• **Recorded data**

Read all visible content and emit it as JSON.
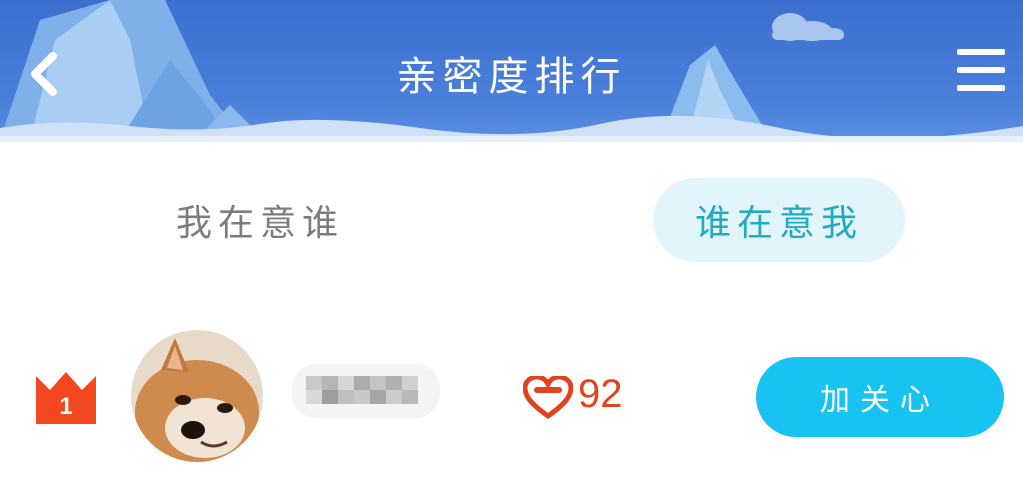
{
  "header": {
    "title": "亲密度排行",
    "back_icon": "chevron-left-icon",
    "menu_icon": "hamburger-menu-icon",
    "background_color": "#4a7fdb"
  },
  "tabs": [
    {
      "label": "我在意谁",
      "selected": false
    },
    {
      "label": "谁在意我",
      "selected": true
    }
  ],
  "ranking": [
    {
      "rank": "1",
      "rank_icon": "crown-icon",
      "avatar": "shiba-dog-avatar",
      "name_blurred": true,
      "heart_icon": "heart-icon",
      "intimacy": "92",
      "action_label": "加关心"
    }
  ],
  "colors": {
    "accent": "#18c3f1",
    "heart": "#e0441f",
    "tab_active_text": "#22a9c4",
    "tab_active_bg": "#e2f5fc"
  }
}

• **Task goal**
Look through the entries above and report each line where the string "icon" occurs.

• **Result of the exercise**
    "back_icon": "chevron-left-icon",
    "menu_icon": "hamburger-menu-icon",
      "rank_icon": "crown-icon",
      "heart_icon": "heart-icon",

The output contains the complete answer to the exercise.